That was Wednesday, and then there was Thursday.
Radoslaw left on Thursday afternoon. He had had enough. He had run out of cigarettes.
He drove away, speeding. Justine watched him go, knowing he would come back for her, if not that day then Friday.
In the service station, Radoslaw wanted to tell someone what had happened, but he couldn’t find the first words.
‘Thank you,’ he said to the woman whose name badge read Gitta. He picked up the five packs.
‘They’re still there,’ he wanted to tell her. In Polish. ‘They’re still just sitting there.’
He went and sat in the eating area, listening unbelieving to the people who were alive.
When he got in his car, he drove on, but at the next exit he pulled off, crossed the bridge and headed back the way he’d come.
Toby Litt was born in 1968 and grew up in Ampthill, Bedfordshire. He is the author of eleven novels and four short story collections. His most recent book is Patience (Galley Beggar Press). Toby teaches creative writing at Birkbeck, University of London. When he’s not writing, he likes to read, swim, play guitar and do nothing.

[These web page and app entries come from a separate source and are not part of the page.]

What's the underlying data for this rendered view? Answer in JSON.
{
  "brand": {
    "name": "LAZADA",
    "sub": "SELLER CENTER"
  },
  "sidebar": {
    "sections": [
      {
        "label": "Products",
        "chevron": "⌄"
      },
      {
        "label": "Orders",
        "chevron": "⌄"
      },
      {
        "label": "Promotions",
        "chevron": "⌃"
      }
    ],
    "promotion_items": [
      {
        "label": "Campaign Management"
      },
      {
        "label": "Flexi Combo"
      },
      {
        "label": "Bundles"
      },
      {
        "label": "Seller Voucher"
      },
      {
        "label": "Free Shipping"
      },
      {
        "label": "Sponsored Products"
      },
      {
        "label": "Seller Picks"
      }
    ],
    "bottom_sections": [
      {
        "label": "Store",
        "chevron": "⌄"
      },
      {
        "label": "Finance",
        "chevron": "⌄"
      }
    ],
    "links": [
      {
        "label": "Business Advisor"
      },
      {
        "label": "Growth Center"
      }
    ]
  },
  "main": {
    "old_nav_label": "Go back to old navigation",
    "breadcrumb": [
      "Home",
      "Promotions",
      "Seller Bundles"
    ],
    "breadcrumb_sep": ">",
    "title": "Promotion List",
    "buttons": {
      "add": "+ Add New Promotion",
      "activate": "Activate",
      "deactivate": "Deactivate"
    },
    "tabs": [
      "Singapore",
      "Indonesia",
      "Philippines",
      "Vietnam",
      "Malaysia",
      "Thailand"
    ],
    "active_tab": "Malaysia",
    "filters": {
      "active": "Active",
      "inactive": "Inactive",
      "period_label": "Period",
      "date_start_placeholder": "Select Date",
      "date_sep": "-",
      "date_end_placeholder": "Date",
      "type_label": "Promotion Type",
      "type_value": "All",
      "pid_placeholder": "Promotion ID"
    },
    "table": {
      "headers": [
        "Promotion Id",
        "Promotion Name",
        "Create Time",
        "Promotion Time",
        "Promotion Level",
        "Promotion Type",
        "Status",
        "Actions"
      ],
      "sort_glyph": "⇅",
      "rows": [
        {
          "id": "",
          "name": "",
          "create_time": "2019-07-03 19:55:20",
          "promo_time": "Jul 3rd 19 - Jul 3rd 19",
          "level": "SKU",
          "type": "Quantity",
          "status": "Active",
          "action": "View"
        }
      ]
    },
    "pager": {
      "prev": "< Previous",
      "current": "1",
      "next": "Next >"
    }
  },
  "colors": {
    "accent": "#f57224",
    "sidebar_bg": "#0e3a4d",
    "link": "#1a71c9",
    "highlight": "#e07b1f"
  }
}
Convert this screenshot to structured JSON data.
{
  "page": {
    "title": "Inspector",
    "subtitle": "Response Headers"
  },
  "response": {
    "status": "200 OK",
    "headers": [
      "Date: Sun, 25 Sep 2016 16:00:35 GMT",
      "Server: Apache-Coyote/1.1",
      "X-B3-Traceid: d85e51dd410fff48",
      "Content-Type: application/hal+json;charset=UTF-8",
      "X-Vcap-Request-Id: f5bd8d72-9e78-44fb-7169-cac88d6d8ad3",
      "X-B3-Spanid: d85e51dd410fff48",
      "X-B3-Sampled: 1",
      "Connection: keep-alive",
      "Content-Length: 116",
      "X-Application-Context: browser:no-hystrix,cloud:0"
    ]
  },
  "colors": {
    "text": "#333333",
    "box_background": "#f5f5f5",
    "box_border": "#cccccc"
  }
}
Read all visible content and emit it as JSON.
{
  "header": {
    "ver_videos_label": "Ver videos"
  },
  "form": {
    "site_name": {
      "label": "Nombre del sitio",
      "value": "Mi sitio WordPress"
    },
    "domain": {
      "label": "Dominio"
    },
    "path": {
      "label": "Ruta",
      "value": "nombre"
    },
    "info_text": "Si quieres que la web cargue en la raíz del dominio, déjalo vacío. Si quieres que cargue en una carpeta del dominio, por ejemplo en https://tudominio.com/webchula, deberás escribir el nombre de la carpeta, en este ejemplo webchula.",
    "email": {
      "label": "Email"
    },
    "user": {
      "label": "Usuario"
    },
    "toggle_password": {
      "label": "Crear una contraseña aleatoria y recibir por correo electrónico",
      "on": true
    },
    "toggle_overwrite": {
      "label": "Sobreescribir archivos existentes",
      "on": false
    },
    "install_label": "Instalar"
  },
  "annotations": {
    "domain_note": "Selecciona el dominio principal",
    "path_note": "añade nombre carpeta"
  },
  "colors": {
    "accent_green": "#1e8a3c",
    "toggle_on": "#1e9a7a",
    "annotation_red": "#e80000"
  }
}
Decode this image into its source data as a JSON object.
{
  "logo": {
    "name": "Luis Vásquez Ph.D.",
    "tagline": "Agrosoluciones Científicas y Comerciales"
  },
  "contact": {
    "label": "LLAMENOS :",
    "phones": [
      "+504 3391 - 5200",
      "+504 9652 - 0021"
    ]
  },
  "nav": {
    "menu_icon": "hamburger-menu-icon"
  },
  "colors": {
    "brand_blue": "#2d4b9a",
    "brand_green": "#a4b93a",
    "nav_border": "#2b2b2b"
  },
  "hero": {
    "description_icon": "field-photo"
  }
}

A note from Short Fiction: Our judge Jon McGregor and the Short Fiction reading team chose ‘The Retreat’ as the Winner of the 2020 Short Fiction/University of Essex Prize. It’s such a well-crafted story, in which every sentence earns its place. We admired its balanced pace and shape, and the success with which it pulls off multiple and fast-changing points of view – this is extremely difficult to do well. And most of all, we appreciated its humour, which never comes at the expense of compassion for the characters. Congratulations to Toby Litt for this excellent story.